“People when hiring get a stack of papers on their desk,” Sadler said. “If you come up with an interesting campaign for someone to hire you, that speaks volumes about how much you want that job,” he said. “That’s what employers are looking for. Good, people, talented people, can always get a job. It’s people who are lazy who sit back … those are the people who have a hard time getting a job.”

“This is a real every man for himself type economy right now,” Encino said.

Jobs, Jobs, Jobs:

Questions? Comments? Email ponyblog@cnbc.com or drop a line in the comment box below.

More from The Pony Blog: ponyblog.cnbc.com

Featured

  • Will Ferrell took the Class of 2003 on a wild verbal ride, touching on everything from the Berlin Wall to that guy voted most likely to eat nachos in his car – and even managed to fire an assistant in the process! “You're about to enter into a world filled with hypocrisy and doublespeak, a world in which your limo to the airport is often a half-hour late. In addition to not even being a limo at all; often times it's a Lincoln Towncar. You're about to enter a world where you ask your new assistan

    From business titans like Bill Gates and Steve Jobs to celebrities like Stephen Colbert and Bono, here are 12 of the best graduation speeches of all time.

  • Math and science guys (and ladies) crushed it on the best jobs list this year. They are in demand. *HIGH FIVE!*

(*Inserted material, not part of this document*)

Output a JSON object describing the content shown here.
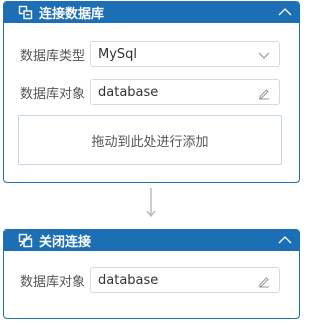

  • Few things unite us like complaining about our jobs. Think you have one of the worst? Click ahead for the 10 worst jobs for 2014.

  • On the best jobs list, STEM careers dominate—High-five, math and science guys!—and the worst can be summed up in one word: Timber!

Contact Pony Blog

  • Cindy Perman is a writer at CNBC.com, covering jobs, real estate, retirement and personal finance.

  • Based in Los Angeles, Jane Wells is a CNBC business news reporter and also writes the Funny Business blog for CNBC.com.

Humor